____________________
1
It is worth pointing out, in this context, the possible personal relevance of giving such prominence to 2 Maccabees 4: 4-6 (above, p. 298). Onias was a priest in authority over a city, whose actions in seeking outside assistance from a king in order to put an end to internal political disruption are explicitly distinguished from betrayal.
2
Sermo 280 ( G. Salvadori and V. Federici, 'I Sermoni d'occasione, le sequenze e i ritmi di Remigio Girolami Fiorentino', Scritti Vari di Filologia a Ernesto Monaco; Rome, 1901), p. 484. Cf. Contra Falsos Ecclesie Professores 63, ed. F. Tamburini ( Rome, 1981), p. 189.
3
Sermo 35, pp. 486-7.

-316-

Notes for this page

Add a new note
If you are trying to select text to create highlights or citations, remember that you must now click or tap on the first word, and then click or tap on the last word.
One moment ...
Default project is now your active project.
Project items
Notes
Cite this page

Cited page

Style
Citations are available only to our active members.
Buy instant access to cite pages or passages in MLA 8, MLA 7, APA and Chicago citation styles.

(Einhorn, 1992, p. 25)

(Einhorn 25)

(Einhorn 25)

1. Lois J. Einhorn, Abraham Lincoln, the Orator: Penetrating the Lincoln Legend (Westport, CT: Greenwood Press, 1992), 25, http://www.questia.com/read/27419298.

Note: primary sources have slightly different requirements for citation. Please see these guidelines for more information.

Cited page

Bookmark this page
The Common Good in Late Medieval Political Thought
Table of contents

Table of contents

Settings

Settings

Typeface
Text size Smaller Larger Reset View mode
Search within

Search within this book

Look up
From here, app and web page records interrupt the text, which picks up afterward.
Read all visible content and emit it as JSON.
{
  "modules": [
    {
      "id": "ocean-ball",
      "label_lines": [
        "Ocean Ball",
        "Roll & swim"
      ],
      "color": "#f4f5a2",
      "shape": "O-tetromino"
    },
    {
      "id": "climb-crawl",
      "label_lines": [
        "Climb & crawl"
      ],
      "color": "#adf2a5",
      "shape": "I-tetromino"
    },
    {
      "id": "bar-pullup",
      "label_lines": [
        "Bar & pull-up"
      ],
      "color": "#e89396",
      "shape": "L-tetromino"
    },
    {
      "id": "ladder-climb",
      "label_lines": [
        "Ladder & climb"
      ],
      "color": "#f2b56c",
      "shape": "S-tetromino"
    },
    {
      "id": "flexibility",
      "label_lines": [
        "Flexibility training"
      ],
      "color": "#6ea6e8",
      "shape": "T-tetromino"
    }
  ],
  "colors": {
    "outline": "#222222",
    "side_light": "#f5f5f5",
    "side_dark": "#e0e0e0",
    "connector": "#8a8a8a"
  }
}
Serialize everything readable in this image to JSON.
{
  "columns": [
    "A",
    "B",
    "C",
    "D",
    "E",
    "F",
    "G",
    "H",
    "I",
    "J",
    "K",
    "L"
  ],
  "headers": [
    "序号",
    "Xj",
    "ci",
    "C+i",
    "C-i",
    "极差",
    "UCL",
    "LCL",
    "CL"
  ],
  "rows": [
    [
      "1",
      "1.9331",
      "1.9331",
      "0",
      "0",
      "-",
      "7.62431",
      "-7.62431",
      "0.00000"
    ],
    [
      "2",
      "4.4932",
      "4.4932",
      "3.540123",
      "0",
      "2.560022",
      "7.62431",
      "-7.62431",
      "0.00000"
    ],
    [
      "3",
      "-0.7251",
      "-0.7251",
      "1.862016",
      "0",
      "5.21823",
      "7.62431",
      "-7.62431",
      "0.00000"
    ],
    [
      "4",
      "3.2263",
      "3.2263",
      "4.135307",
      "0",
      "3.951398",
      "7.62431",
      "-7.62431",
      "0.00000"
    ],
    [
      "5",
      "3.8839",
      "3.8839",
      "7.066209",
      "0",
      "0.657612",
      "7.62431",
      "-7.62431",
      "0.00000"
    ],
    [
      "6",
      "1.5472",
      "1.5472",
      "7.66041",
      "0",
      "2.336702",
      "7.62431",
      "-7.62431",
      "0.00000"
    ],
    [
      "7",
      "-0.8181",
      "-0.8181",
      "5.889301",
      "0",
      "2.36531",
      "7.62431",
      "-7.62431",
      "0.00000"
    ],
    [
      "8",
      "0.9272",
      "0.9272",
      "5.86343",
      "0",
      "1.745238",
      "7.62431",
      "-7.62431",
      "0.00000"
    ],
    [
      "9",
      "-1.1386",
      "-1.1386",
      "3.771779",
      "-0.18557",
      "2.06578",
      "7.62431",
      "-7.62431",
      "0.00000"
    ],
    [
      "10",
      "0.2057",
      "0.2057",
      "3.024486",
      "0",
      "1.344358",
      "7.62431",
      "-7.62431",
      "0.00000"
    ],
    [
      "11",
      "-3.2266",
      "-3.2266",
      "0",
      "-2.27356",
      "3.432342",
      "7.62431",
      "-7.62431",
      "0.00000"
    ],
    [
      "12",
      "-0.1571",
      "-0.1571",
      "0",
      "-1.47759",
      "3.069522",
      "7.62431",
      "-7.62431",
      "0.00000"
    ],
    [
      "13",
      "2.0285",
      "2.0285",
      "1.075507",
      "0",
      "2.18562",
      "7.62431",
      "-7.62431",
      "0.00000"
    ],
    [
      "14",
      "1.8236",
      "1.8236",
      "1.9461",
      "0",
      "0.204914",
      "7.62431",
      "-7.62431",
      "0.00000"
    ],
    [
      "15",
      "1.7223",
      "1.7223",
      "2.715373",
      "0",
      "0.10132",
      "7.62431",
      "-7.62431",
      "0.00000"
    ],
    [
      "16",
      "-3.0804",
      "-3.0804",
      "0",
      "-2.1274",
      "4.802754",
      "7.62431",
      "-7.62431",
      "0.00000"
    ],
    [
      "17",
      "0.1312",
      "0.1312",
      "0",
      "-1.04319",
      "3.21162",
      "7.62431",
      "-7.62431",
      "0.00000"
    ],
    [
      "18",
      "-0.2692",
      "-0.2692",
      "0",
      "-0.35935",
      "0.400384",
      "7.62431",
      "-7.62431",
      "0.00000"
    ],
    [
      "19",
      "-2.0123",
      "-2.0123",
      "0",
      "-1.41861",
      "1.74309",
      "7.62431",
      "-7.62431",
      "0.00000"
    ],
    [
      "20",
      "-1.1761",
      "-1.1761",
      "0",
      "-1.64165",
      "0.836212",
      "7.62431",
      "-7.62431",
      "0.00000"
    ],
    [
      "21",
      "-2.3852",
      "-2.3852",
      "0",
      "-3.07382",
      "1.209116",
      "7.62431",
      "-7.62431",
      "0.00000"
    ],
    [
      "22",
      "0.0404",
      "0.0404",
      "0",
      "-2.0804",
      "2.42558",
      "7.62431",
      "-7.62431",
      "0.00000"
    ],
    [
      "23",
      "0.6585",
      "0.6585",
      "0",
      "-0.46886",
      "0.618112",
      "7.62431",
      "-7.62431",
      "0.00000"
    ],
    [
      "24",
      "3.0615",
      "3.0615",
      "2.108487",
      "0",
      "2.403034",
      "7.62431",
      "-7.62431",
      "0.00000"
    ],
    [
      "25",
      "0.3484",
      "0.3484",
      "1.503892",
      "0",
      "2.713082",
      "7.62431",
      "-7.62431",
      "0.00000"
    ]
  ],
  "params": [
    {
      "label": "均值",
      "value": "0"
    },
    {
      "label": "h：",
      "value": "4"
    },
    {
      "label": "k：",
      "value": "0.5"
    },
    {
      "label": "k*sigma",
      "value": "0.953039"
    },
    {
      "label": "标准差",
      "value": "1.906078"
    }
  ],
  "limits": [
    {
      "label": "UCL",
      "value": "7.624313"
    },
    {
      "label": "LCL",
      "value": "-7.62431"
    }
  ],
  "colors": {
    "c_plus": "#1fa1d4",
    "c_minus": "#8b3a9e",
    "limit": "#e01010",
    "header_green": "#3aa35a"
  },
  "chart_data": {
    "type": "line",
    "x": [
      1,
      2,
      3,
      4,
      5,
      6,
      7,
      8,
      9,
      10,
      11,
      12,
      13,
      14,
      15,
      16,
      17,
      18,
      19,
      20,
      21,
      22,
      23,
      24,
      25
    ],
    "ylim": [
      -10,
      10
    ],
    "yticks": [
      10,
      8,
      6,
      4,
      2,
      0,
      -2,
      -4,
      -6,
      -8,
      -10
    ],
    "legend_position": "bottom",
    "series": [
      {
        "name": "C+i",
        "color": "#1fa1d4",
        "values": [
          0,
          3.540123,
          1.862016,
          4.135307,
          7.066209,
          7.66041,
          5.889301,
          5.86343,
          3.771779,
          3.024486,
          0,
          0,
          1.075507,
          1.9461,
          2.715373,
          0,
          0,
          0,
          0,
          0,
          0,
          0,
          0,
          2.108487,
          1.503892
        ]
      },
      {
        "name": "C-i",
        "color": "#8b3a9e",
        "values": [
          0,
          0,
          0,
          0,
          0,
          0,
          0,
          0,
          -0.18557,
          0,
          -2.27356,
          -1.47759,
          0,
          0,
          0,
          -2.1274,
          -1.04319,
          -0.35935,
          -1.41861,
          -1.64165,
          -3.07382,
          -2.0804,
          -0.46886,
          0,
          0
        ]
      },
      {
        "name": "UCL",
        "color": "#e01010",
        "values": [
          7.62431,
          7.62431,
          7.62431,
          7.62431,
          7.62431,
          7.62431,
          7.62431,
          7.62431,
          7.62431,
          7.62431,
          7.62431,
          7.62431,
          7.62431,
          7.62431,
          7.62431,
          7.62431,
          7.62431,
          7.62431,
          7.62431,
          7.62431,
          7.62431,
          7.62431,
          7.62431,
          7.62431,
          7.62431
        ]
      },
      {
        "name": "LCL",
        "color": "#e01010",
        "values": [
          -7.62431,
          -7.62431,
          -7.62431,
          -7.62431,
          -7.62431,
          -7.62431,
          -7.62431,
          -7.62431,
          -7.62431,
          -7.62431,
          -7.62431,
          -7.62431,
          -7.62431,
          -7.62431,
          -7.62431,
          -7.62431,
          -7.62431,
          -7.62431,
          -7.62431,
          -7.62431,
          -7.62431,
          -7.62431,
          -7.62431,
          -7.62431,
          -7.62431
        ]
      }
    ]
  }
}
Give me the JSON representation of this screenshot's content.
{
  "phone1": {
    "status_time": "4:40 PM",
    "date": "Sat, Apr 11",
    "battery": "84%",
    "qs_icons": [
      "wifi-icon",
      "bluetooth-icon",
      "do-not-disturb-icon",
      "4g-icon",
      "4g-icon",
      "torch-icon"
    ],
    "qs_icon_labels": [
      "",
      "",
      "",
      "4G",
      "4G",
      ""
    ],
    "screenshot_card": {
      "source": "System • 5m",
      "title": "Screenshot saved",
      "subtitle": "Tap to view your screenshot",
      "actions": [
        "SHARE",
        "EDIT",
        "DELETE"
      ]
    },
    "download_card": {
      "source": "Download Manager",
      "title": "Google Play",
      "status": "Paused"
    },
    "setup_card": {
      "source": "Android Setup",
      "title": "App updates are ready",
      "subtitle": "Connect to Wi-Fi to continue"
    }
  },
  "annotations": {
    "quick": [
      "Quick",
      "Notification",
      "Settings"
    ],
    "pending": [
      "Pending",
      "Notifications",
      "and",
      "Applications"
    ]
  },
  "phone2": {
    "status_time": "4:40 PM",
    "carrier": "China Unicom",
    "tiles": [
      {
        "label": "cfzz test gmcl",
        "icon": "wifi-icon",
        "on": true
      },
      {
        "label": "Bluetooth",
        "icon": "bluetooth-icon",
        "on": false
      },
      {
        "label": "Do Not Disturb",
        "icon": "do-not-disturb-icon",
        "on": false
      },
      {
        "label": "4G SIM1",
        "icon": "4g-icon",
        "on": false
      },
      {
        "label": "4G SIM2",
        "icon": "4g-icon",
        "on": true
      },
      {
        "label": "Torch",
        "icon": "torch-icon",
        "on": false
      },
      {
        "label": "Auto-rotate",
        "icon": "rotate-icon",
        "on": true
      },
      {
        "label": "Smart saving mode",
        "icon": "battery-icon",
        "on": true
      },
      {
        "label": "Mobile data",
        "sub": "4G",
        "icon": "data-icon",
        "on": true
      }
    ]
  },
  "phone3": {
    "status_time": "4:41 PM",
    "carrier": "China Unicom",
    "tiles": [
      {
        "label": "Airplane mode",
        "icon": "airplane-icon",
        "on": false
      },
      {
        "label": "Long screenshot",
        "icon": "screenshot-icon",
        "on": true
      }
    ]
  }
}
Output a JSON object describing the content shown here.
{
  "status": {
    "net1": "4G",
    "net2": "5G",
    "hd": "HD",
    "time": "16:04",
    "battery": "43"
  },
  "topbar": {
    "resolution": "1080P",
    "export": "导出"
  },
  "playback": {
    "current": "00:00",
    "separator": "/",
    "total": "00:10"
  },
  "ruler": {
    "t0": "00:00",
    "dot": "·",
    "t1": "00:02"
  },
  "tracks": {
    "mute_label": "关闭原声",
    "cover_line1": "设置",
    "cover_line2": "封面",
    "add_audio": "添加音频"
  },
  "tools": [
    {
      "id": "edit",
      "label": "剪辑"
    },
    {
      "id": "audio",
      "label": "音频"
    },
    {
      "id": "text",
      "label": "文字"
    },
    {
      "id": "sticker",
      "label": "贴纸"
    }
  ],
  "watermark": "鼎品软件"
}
Look up a word

  • Dictionary
  • Thesaurus
Please submit a word or phrase above.
Print this page

Print this page

Why can't I print more than one page at a time?

Help
Full screen
Items saved from this book
  • Bookmarks
  • Highlights & Notes
  • Citations
/ 408

matching results for page

    Questia reader help

    How to highlight and cite specific passages

    1. Click or tap the first word you want to select.
    2. Click or tap the last word you want to select, and you’ll see everything in between get selected.
    3. You’ll then get a menu of options like creating a highlight or a citation from that passage of text.

    OK, got it!

    Cited passage

    Style
    Citations are available only to our active members.
    Buy instant access to cite pages or passages in MLA 8, MLA 7, APA and Chicago citation styles.

    "Portraying himself as an honest, ordinary person helped Lincoln identify with his audiences." (Einhorn, 1992, p. 25).

    "Portraying himself as an honest, ordinary person helped Lincoln identify with his audiences." (Einhorn 25)

    "Portraying himself as an honest, ordinary person helped Lincoln identify with his audiences." (Einhorn 25)

    "Portraying himself as an honest, ordinary person helped Lincoln identify with his audiences."1

    1. Lois J. Einhorn, Abraham Lincoln, the Orator: Penetrating the Lincoln Legend (Westport, CT: Greenwood Press, 1992), 25, http://www.questia.com/read/27419298.

    Cited passage

    Thanks for trying Questia!

    Please continue trying out our research tools, but please note, full functionality is available only to our active members.

    Your work will be lost once you leave this Web page.

    Buy instant access to save your work.

    Already a member? Log in now.

    Search by... Author
    Show... All Results Primary Sources Peer-reviewed

    Oops!

    An unknown error has occurred. Please click the button below to reload the page. If the problem persists, please try again in a little while.